A few numbers first
On its new flagship for 2018, the company has installed a 5.7-inch display with an 18:9 format and 76% screen-to-body ratio. Longer displays are becoming customary in the smartphone market and it would’ve been a big mistake to ignore this trend.
The panel has FullHD+ resolution, i.e. 1080x2160 pixels, and a density of 424 ppi. It's strange to see how Sony rounded and curved the Xperia XZ2, but still decided to keep the classic corners on the display at the expense of the current trend.
Sony has also stayed the course with its panel technology. There’s no OLED (which they probably can’t produce at a competitive quality) on this Xperia XZ2, which once again utilizes an IPS Triluminous LCD screen equipped with an X-Reality Engine.
Record and watch your own HDR content
The panel supports 24-bit color depth and is HDR certified. You’re not only able to watch HDR video content on YouTube, but you can also enjoy HDR on videos recorded by your smartphone in 4K HDR 10 bit (if the function is enabled), which is a big deal.
The smartphone also has a conversion engine that can transform non-HDR content into HDR. Thanks to these capabilities, video content on your smartphone will certainly be more enjoyable, and you’ll notice slight improvements, but don’t expect miracles. After all, your smartphone can’t invent the information you need if a video wasn’t recorded in HDR.
Brightness and almost impeccable colors but no OLED
In our measurements we found that the display is particularly bright, even if it’s not at the level of the displays on the iPhone X or Galaxy S9, which reaches almost 620 nits in white. Although it’s not the brightest display on the market, you’ll have absolutely no problem viewing content, even in direct sunlight.
If you compare it to other LCDs, the black is very good with a measured brightness of 0.456 nits.
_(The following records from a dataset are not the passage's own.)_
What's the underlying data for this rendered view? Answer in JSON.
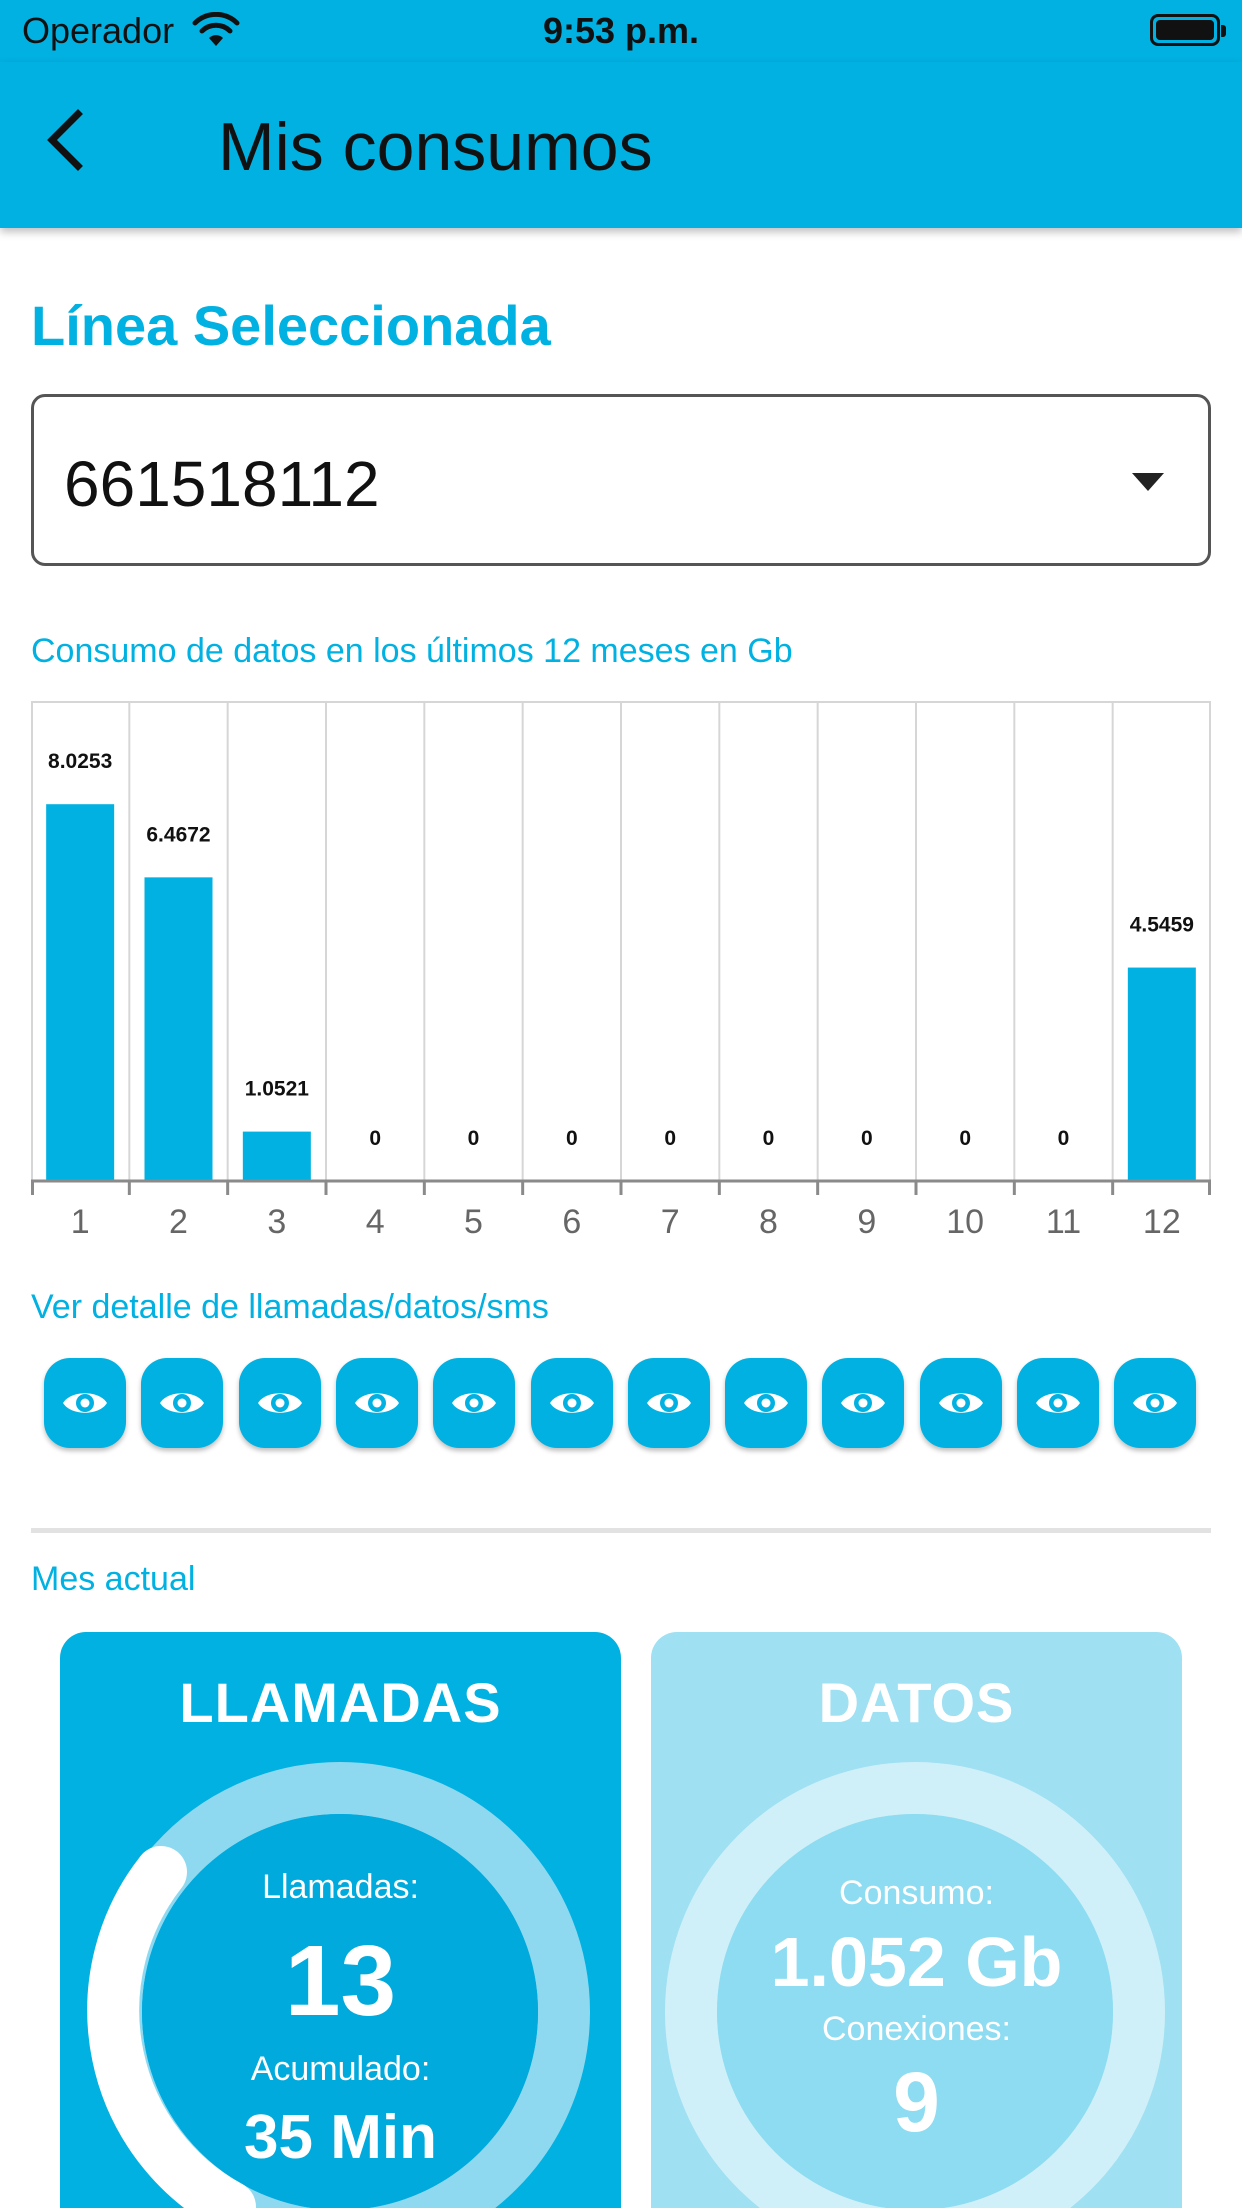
{
  "status_bar": {
    "carrier": "Operador",
    "time": "9:53 p.m."
  },
  "header": {
    "title": "Mis consumos",
    "back_icon": "chevron-left-icon"
  },
  "line_selector": {
    "title": "Línea Seleccionada",
    "selected_value": "661518112",
    "dropdown_icon": "caret-down-icon"
  },
  "chart_caption": "Consumo de datos en los últimos 12 meses en Gb",
  "chart_data": {
    "type": "bar",
    "categories": [
      "1",
      "2",
      "3",
      "4",
      "5",
      "6",
      "7",
      "8",
      "9",
      "10",
      "11",
      "12"
    ],
    "values": [
      8.0253,
      6.4672,
      1.0521,
      0,
      0,
      0,
      0,
      0,
      0,
      0,
      0,
      4.5459
    ],
    "data_labels": [
      "8.0253",
      "6.4672",
      "1.0521",
      "0",
      "0",
      "0",
      "0",
      "0",
      "0",
      "0",
      "0",
      "4.5459"
    ],
    "title": "",
    "xlabel": "",
    "ylabel": "",
    "grid": true,
    "bar_color": "#00b1e1"
  },
  "detail": {
    "caption": "Ver detalle de llamadas/datos/sms",
    "button_icon": "eye-icon",
    "button_count": 12
  },
  "current_month": {
    "caption": "Mes actual",
    "calls": {
      "title": "LLAMADAS",
      "count_label": "Llamadas:",
      "count_value": "13",
      "accum_label": "Acumulado:",
      "accum_value": "35 Min"
    },
    "data": {
      "title": "DATOS",
      "consumption_label": "Consumo:",
      "consumption_value": "1.052 Gb",
      "connections_label": "Conexiones:",
      "connections_value": "9"
    }
  },
  "colors": {
    "accent": "#00b1e1",
    "accent_light": "#9fe0f2"
  }
}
But the contrasts won’t be absolute like they are on OLED panels. The contrast we measured was 1356:1 under normal conditions, but it can increase considerably when viewing HDR content.
The display colors are calibrated well and cover the sRGB color range more than abundantly. From our measurements we also noticed that the display has a white point that is slightly tending to blue, but this can be recalibrated in the settings. There are three settings for display colors you can choose:
- Professional Mode: less saturated colors and 100% sRGB range covered.
- Standard Mode: Widest color range of the Triluminos display.
- Super-vivid Mode: an extra saturated color profile for strong stomachs.
What’s going on at Sony?
The use of an LCD panel also leads us to another unpleasant surprise: the Sony Xperia XZ2 doesn’t have Always on display, just the Ambient display. When you receive a notification or lift your smartphone from the table, you’re able to see the time and notifications in white on a black background for a few seconds. You can’t even double-tap to wake up the smartphone.
What do you think about the display on the Sony Xperia XZ2? Are you a fan of Sony Triluminos technology or do you prefer the OLEDs that the competition offer?